- _ACTIVITY_
What is needed is every line of the material that contains "order".

[Start of Attachment]

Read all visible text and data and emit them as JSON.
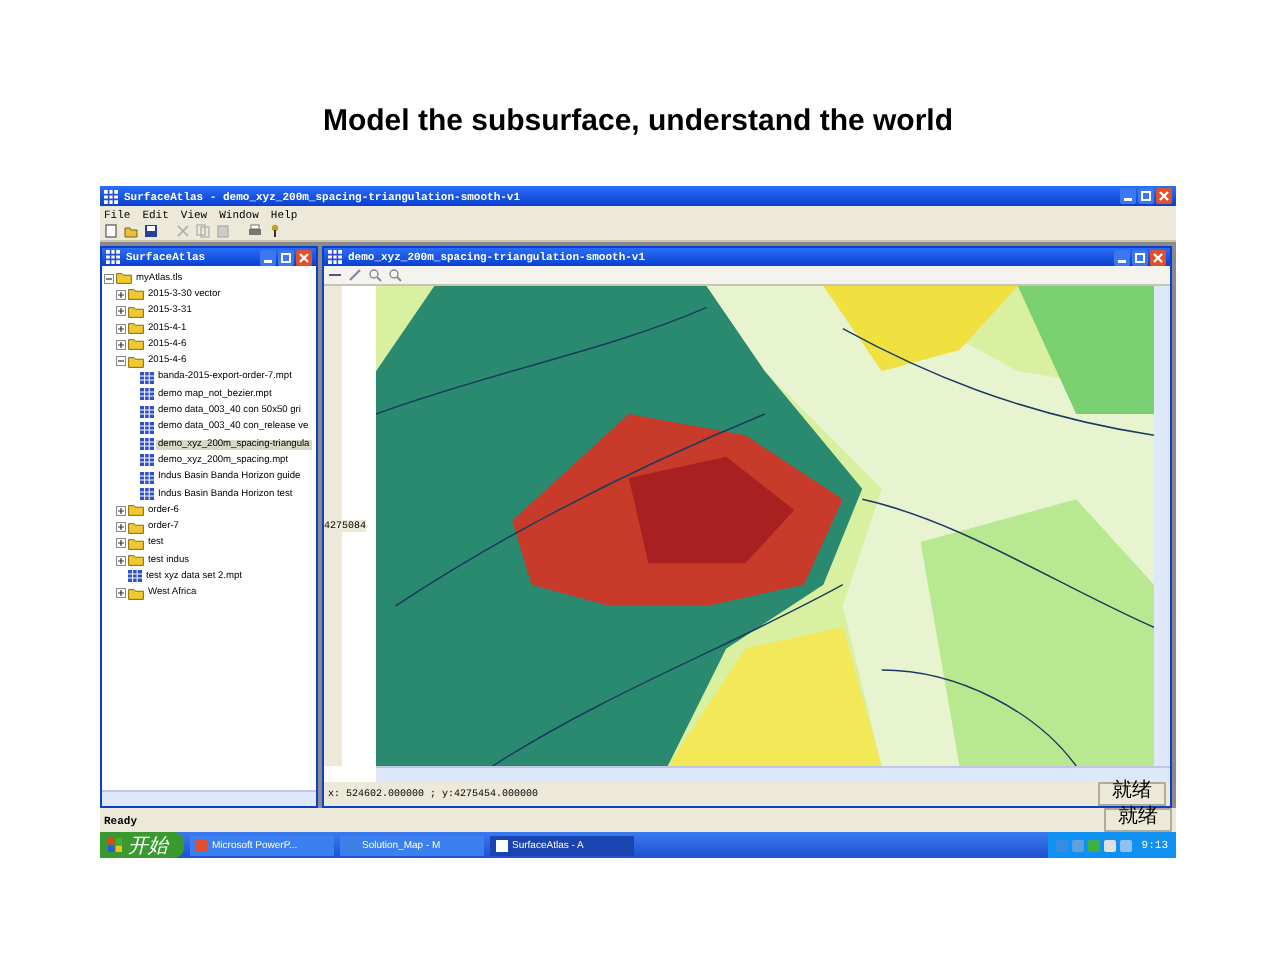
{
  "heading": "Model the subsurface, understand the world",
  "app": {
    "title": "SurfaceAtlas - demo_xyz_200m_spacing-triangulation-smooth-v1",
    "menu": [
      "File",
      "Edit",
      "View",
      "Window",
      "Help"
    ]
  },
  "explorer": {
    "title": "SurfaceAtlas",
    "tree": [
      {
        "label": "myAtlas.tls",
        "kind": "folder",
        "expanded": true,
        "selected": false,
        "children": [
          {
            "label": "2015-3-30 vector",
            "kind": "folder",
            "expanded": false,
            "selected": false
          },
          {
            "label": "2015-3-31",
            "kind": "folder",
            "expanded": false,
            "selected": false
          },
          {
            "label": "2015-4-1",
            "kind": "folder",
            "expanded": false,
            "selected": false
          },
          {
            "label": "2015-4-6",
            "kind": "folder",
            "expanded": false,
            "selected": false
          },
          {
            "label": "2015-4-6",
            "kind": "folder",
            "expanded": true,
            "selected": false,
            "children": [
              {
                "label": "banda-2015-export-order-7.mpt",
                "kind": "file",
                "selected": false
              },
              {
                "label": "demo  map_not_bezier.mpt",
                "kind": "file",
                "selected": false
              },
              {
                "label": "demo data_003_40 con 50x50 gri",
                "kind": "file",
                "selected": false
              },
              {
                "label": "demo data_003_40 con_release ve",
                "kind": "file",
                "selected": false
              },
              {
                "label": "demo_xyz_200m_spacing-triangula",
                "kind": "file",
                "selected": true
              },
              {
                "label": "demo_xyz_200m_spacing.mpt",
                "kind": "file",
                "selected": false
              },
              {
                "label": "Indus Basin Banda Horizon guide",
                "kind": "file",
                "selected": false
              },
              {
                "label": "Indus Basin Banda Horizon test",
                "kind": "file",
                "selected": false
              }
            ]
          },
          {
            "label": "order-6",
            "kind": "folder",
            "expanded": false,
            "selected": false
          },
          {
            "label": "order-7",
            "kind": "folder",
            "expanded": false,
            "selected": false
          },
          {
            "label": "test",
            "kind": "folder",
            "expanded": false,
            "selected": false
          },
          {
            "label": "test indus",
            "kind": "folder",
            "expanded": false,
            "selected": false
          },
          {
            "label": "test xyz data set 2.mpt",
            "kind": "file",
            "selected": false
          },
          {
            "label": "West Africa",
            "kind": "folder",
            "expanded": false,
            "selected": false
          }
        ]
      }
    ]
  },
  "document": {
    "title": "demo_xyz_200m_spacing-triangulation-smooth-v1",
    "axis_label": "4275084",
    "coordinates": "x: 524602.000000 ; y:4275454.000000",
    "status_panel": "就绪"
  },
  "status_bar": {
    "text": "Ready",
    "panel": "就绪"
  },
  "taskbar": {
    "start": "开始",
    "tasks": [
      {
        "label": "Microsoft PowerP...",
        "selected": false
      },
      {
        "label": "Solution_Map - M",
        "selected": false
      },
      {
        "label": "SurfaceAtlas - A",
        "selected": true
      }
    ],
    "clock": "9:13"
  }
}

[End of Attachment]

- _SOLVED EXERCISE_
                "label": "banda-2015-export-order-7.mpt",
            "label": "order-6",
            "label": "order-7",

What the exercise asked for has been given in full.